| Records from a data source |
»»
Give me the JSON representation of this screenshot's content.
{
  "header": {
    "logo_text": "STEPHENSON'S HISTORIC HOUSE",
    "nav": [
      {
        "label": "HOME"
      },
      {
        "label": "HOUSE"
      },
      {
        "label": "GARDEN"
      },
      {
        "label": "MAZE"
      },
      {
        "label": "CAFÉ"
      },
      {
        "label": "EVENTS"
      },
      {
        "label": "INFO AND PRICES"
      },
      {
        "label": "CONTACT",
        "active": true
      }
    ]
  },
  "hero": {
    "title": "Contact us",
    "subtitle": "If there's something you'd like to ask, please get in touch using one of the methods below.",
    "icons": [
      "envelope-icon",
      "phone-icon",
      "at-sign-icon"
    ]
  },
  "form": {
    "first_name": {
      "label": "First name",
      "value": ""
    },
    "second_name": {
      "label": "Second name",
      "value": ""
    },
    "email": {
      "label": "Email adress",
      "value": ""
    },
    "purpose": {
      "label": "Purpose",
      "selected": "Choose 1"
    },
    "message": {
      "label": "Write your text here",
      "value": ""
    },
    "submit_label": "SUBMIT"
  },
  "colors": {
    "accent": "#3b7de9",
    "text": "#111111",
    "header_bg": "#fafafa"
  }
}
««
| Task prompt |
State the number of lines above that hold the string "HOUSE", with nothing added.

| Reply |
2